▸ **Dataset excerpts**:
—————

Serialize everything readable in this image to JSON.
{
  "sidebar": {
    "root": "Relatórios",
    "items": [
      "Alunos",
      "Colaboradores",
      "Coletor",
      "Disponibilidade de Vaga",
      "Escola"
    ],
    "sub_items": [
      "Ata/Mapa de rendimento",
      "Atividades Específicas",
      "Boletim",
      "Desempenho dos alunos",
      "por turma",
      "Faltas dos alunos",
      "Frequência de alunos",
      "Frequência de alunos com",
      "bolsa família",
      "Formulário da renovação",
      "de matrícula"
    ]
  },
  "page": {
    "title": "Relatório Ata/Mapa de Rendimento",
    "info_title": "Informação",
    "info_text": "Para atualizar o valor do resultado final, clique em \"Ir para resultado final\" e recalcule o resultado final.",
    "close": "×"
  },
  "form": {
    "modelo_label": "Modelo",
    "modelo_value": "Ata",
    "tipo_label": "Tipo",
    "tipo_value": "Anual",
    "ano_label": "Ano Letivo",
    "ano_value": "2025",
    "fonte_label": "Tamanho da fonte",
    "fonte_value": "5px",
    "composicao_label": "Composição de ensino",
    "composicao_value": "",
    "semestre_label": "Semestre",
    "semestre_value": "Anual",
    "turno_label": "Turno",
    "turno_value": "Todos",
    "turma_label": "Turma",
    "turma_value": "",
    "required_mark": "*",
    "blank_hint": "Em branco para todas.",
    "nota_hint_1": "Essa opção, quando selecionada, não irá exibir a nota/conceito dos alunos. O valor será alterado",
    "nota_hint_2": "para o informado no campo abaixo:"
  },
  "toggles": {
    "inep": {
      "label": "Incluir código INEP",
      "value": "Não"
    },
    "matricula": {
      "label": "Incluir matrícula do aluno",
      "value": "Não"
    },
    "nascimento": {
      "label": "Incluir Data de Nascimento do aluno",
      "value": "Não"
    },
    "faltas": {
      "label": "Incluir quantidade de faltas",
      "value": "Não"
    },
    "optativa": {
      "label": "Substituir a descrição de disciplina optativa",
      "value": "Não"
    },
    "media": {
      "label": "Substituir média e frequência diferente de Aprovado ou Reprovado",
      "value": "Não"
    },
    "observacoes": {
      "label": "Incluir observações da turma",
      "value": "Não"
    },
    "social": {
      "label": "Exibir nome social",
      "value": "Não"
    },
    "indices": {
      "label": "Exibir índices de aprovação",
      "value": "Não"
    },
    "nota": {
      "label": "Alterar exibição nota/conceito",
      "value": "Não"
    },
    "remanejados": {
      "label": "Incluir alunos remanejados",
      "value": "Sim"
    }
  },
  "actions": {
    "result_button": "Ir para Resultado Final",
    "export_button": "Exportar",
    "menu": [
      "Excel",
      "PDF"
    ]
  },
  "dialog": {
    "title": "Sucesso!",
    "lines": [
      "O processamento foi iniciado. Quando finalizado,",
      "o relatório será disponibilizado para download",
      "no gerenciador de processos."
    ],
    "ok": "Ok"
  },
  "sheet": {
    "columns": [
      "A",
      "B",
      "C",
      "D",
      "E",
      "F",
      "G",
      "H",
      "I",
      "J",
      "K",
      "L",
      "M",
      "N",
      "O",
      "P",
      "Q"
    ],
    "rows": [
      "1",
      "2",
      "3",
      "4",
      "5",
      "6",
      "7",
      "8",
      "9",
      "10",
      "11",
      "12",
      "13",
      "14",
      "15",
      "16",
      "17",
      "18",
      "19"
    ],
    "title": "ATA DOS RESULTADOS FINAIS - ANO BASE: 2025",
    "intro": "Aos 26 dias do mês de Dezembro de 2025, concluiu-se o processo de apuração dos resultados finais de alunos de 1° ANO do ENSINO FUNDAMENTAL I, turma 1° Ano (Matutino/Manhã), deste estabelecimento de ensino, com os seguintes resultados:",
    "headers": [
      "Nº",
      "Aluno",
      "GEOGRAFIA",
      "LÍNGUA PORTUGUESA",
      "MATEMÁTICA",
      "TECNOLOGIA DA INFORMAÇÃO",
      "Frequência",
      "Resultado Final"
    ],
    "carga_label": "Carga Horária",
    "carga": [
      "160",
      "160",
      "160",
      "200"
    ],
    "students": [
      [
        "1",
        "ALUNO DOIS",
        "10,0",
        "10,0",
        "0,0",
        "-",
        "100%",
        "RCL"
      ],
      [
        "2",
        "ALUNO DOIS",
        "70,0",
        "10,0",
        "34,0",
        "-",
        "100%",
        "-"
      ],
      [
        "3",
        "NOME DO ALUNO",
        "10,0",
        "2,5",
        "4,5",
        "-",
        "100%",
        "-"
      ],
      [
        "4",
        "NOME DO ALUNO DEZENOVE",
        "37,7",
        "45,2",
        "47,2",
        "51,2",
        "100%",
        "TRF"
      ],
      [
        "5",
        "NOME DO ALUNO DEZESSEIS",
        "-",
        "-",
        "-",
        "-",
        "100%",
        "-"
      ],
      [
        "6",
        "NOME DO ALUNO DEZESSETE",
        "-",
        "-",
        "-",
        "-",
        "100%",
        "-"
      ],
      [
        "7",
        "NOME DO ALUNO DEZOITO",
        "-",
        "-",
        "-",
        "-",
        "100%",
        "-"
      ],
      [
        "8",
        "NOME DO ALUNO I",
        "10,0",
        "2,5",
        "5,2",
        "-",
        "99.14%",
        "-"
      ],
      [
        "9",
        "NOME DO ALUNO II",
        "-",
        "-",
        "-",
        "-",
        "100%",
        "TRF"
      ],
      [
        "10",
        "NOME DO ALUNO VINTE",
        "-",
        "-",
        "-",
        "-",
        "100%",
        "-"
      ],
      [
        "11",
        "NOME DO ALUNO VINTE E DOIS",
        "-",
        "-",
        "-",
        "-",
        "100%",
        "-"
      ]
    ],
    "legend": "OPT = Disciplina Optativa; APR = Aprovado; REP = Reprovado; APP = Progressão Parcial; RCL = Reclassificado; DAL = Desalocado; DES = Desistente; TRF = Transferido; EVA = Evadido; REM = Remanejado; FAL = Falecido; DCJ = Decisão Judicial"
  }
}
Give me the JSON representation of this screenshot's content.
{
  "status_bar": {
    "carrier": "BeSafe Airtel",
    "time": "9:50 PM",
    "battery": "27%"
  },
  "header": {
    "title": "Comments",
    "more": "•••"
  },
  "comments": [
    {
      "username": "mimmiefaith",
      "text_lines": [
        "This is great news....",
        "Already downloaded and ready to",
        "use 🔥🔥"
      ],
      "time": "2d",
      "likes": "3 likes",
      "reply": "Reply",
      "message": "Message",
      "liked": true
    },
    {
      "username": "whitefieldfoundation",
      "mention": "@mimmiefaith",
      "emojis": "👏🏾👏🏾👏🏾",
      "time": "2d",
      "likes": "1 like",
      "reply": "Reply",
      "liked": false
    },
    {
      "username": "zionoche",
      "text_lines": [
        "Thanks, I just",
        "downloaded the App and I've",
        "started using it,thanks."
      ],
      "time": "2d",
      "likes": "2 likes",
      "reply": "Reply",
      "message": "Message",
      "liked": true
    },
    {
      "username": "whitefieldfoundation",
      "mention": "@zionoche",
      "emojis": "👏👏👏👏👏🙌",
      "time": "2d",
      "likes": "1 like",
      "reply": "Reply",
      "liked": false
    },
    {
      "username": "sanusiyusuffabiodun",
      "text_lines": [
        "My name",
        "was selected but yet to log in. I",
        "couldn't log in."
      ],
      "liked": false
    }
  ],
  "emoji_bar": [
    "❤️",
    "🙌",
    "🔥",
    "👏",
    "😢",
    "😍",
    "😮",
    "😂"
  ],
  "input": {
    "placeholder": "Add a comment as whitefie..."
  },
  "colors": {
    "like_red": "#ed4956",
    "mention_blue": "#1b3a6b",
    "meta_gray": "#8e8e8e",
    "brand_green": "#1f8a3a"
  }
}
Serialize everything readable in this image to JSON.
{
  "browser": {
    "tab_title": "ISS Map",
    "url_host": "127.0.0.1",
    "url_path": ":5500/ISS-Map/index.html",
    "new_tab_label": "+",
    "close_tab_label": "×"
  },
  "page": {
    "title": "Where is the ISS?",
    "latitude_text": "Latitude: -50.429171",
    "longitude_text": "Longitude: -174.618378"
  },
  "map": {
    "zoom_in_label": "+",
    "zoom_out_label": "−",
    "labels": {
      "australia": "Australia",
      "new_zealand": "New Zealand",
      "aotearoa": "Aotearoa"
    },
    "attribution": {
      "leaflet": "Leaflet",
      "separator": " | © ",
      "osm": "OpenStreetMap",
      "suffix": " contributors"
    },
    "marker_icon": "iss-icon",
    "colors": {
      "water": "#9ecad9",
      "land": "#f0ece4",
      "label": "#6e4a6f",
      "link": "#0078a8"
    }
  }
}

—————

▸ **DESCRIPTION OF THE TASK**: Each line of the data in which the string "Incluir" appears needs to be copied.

▸ **YOUR RESPONSE**:
      "label": "Incluir código INEP",
      "label": "Incluir matrícula do aluno",
      "label": "Incluir Data de Nascimento do aluno",
      "label": "Incluir quantidade de faltas",
      "label": "Incluir observações da turma",
      "label": "Incluir alunos remanejados",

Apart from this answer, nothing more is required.